    Question : How many bits of information does Panopticlick report for your browser?

Part 4: Anonymous Web Browsing

  1. Go to and note your IP address.
  2. Turn on your browser’s privacy mode (e.g., “Incognito Mode” in Chrome, “Private Browsing” in Firefox and Safari).
  3. Go to again and note your IP address.

    Note that your IP address didn’t change. Why not?

    Question : If your true IP address can still be seen by web servers, what does your browser\’s privacy mode do? (Ask the internet if you’re not sure.)
  4. Run the Tor Browser (install if necessary) available for Linux, Mac, and Windows here.

    Note: You might not be able to download or use Tor Browser on your university's
    campus network unless you use a VPN service. If this is your case, then you can
    use the Tor browser from an off-campus network.
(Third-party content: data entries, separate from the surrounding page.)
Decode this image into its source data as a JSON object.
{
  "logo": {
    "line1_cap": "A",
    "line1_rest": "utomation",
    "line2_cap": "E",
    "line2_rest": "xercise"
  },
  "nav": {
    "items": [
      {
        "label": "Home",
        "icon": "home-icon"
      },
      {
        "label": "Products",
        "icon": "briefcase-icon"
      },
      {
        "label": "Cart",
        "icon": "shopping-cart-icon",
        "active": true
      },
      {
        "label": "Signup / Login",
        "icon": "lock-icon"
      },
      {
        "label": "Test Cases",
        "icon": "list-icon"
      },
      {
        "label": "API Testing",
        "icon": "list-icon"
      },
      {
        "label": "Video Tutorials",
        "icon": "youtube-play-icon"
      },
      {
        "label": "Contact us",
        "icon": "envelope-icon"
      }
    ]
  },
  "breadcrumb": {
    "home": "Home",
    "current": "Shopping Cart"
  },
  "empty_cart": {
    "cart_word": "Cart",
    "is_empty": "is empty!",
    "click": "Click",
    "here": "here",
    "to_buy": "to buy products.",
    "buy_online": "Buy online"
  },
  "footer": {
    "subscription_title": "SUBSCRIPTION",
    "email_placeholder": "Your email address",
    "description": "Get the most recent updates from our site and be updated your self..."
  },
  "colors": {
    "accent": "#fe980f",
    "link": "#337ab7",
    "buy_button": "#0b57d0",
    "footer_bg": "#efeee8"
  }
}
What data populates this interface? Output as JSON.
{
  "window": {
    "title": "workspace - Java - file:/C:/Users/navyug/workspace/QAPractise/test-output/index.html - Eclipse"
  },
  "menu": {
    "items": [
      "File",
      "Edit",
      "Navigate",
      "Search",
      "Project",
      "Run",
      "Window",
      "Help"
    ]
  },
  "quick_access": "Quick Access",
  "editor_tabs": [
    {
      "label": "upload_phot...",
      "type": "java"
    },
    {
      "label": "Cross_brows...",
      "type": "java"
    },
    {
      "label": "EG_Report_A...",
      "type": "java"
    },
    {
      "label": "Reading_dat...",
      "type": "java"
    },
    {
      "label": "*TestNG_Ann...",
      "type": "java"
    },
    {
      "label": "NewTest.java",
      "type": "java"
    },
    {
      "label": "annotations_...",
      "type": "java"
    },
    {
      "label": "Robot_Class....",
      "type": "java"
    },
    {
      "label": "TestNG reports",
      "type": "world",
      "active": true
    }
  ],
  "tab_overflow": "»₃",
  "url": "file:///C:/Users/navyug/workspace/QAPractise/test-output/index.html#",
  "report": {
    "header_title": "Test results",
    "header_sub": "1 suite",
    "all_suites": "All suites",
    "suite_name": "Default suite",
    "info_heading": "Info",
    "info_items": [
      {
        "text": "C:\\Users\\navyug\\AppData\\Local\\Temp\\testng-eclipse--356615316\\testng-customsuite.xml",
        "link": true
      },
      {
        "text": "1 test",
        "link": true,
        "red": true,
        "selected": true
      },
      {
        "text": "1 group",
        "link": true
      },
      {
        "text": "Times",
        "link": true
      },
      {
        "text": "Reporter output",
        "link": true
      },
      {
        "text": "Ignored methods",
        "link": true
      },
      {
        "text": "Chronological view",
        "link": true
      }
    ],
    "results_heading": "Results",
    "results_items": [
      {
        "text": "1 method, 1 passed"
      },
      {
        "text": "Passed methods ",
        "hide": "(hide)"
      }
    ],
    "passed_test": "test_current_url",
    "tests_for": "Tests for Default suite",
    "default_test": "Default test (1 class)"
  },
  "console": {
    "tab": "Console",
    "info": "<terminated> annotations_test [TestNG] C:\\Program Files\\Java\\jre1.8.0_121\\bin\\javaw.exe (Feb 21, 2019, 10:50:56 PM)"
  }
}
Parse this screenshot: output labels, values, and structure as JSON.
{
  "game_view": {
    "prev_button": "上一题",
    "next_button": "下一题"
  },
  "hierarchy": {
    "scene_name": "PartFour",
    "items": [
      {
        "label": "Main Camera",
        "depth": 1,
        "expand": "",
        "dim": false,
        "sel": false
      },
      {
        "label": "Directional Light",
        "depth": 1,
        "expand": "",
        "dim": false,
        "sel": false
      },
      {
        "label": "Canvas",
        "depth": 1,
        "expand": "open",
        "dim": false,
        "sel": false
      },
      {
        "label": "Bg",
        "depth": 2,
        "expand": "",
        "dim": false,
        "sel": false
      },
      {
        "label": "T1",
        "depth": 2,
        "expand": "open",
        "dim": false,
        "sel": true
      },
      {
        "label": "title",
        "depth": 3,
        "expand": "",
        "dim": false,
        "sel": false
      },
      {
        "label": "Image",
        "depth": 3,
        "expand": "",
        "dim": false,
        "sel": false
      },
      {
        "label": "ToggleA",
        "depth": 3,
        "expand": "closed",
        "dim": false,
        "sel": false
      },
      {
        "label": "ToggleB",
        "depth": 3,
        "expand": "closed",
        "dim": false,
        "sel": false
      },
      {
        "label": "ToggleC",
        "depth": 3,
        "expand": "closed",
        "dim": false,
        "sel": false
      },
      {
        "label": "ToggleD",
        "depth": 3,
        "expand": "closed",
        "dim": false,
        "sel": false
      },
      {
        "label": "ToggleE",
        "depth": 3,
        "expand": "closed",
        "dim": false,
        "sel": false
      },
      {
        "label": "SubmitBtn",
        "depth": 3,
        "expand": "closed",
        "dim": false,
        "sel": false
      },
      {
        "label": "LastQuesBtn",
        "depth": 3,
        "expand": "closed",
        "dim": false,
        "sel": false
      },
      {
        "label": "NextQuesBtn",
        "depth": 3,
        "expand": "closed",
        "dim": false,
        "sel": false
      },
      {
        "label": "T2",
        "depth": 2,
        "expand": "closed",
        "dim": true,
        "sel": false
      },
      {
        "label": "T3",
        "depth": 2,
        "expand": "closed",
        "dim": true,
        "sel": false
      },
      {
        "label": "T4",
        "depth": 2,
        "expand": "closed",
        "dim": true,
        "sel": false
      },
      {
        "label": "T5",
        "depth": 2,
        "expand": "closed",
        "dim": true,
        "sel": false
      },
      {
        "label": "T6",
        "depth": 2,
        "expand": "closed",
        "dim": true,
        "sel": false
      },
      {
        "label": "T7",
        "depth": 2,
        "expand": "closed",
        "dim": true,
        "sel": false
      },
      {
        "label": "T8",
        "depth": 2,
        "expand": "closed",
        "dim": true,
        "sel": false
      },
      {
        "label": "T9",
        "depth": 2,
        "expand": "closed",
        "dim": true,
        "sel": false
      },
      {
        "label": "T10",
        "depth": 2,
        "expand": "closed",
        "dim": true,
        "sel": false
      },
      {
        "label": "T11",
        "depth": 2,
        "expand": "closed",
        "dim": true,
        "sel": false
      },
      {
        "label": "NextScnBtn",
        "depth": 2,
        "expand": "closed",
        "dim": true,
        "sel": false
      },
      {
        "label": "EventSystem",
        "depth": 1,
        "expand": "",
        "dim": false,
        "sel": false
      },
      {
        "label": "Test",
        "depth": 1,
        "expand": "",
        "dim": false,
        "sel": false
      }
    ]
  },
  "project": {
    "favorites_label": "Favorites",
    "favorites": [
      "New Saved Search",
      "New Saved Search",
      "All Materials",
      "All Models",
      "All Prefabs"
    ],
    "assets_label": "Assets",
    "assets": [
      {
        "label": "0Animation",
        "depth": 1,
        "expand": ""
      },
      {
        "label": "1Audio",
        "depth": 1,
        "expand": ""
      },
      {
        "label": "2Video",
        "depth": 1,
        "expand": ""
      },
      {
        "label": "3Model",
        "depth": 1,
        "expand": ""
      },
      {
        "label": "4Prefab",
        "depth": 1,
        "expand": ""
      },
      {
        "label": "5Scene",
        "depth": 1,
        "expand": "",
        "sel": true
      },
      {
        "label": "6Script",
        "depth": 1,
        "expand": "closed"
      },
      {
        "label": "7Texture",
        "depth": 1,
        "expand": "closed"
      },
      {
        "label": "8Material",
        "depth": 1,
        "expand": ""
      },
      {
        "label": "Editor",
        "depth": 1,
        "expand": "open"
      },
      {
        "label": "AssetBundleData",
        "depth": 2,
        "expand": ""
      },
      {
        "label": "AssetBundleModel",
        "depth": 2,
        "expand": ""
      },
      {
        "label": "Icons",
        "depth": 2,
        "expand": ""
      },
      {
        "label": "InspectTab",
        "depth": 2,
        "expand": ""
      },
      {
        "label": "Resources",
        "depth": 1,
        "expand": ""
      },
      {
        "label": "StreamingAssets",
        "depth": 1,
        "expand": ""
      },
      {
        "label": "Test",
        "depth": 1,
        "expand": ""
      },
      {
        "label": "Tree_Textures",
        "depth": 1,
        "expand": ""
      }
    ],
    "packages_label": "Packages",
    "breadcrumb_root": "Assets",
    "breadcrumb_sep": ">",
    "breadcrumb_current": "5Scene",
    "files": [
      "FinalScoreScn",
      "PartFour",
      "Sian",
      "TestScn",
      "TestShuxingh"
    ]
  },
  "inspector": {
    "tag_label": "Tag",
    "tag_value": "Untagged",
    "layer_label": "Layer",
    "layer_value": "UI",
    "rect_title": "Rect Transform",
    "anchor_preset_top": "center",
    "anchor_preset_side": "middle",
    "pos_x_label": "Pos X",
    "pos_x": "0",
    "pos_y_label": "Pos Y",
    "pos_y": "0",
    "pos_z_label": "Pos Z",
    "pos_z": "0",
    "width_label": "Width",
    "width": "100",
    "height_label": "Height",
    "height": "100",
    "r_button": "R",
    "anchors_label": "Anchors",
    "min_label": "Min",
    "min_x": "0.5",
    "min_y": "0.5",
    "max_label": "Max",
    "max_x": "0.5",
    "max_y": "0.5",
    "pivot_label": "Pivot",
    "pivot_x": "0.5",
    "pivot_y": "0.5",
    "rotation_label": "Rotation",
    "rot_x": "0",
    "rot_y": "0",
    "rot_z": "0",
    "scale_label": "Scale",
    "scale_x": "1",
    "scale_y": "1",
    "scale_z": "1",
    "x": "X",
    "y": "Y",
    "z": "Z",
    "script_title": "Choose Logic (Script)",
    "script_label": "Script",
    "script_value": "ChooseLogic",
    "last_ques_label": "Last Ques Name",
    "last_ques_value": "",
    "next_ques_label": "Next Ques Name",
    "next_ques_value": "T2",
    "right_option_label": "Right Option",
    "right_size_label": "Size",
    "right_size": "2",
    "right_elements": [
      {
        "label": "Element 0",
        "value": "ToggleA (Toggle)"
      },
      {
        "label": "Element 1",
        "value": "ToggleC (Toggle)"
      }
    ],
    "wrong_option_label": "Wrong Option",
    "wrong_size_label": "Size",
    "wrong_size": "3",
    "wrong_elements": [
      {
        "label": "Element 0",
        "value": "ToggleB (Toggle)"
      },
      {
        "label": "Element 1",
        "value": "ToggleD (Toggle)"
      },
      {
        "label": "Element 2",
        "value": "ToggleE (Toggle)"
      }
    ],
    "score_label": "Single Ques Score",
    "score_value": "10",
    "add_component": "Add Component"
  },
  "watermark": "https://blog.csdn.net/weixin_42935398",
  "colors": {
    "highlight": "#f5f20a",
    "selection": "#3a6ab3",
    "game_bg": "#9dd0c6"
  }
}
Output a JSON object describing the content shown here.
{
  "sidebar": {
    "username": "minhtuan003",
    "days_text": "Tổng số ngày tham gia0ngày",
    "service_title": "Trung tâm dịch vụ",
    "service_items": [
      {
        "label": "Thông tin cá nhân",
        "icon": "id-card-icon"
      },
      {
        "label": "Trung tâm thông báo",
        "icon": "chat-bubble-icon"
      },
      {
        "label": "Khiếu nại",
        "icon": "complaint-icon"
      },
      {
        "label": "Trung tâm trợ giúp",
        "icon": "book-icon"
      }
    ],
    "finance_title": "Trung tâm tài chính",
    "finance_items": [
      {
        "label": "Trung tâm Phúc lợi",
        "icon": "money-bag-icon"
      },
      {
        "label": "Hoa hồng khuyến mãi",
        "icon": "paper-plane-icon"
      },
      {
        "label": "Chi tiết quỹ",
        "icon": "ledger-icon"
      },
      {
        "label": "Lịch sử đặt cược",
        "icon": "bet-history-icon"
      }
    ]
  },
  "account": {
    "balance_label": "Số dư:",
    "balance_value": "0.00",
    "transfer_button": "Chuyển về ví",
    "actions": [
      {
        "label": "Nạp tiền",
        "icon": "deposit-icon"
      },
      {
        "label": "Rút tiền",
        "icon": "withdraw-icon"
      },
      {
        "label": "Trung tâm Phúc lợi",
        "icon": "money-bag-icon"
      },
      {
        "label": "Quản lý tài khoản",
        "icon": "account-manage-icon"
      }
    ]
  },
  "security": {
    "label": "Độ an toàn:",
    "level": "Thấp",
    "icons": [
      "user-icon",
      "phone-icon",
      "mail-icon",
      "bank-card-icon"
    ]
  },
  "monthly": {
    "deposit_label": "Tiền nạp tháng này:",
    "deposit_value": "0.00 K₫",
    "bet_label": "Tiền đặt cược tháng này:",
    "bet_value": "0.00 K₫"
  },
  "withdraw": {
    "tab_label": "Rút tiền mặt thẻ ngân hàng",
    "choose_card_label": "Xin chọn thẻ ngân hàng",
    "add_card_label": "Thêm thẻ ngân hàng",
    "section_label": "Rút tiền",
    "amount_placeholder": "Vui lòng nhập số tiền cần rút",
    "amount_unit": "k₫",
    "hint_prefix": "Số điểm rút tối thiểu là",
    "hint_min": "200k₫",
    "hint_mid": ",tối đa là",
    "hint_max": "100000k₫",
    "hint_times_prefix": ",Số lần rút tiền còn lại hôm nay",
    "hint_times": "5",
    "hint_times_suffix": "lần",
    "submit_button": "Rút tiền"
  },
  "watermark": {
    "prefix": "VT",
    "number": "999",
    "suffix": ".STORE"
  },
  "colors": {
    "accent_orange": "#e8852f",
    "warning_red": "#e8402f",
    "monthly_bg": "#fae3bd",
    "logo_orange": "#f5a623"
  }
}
    Note: If you’re using a Mac and MacOS refuses to open the Tor Browser app because it is from an unknown developer, hold the control key and right-click the Tor Browser app and then select “open.” This will create an exception for the Tor Browser app and open it.

  5. Reload inside of the Tor Browser and verify that your IP address has changed.

  6. Determine your IP address using three different websites (e.g.,,, and Note what IP addresses each site reports for your browser.

  7. Look up the location of each IP address you noted in step 6 using a service like

    Question : To which parts of the world do the IPs you noted in step 6 belong?
  8. Read the about how to use Tor effectively:

  9. Tor also provides the functionality of a server only being accessible via the Tor network. This is what is known colloquially as “the dark web.” While it’s true that there are many sites providing illegal services on the dark web, there are also legitimate uses for the dark web as well.

  10. Read this short article about the dark web:

  11. Access the legitimate TOR services using the Tor browser:

    The New York Times:
    ProPublica (non-profit news site):
    The Federalist Papers (originally published pseudonymously in 1787–1788):
    The Washington Post’s SecureDrop site for whistleblowers:

    SecureDrop uses the Tor network to allow whistleblowers to securely share information with the news media:

    Note: If you’re interested in how SecureDrop works, see here:

    Visit the Duck Duck Go TOR service search engine, and search for something:
    If you have a Facebook account, access Facebook using their TOR service:

    Note: Facebook says that as of April 2016, more than 1 million people access Facebook via Tor

  12. Try to load the same URL in a browser other than the Tor Browser.

    Question : What error message do you receive?
Question : What do you think about the experience of accessing TOR services?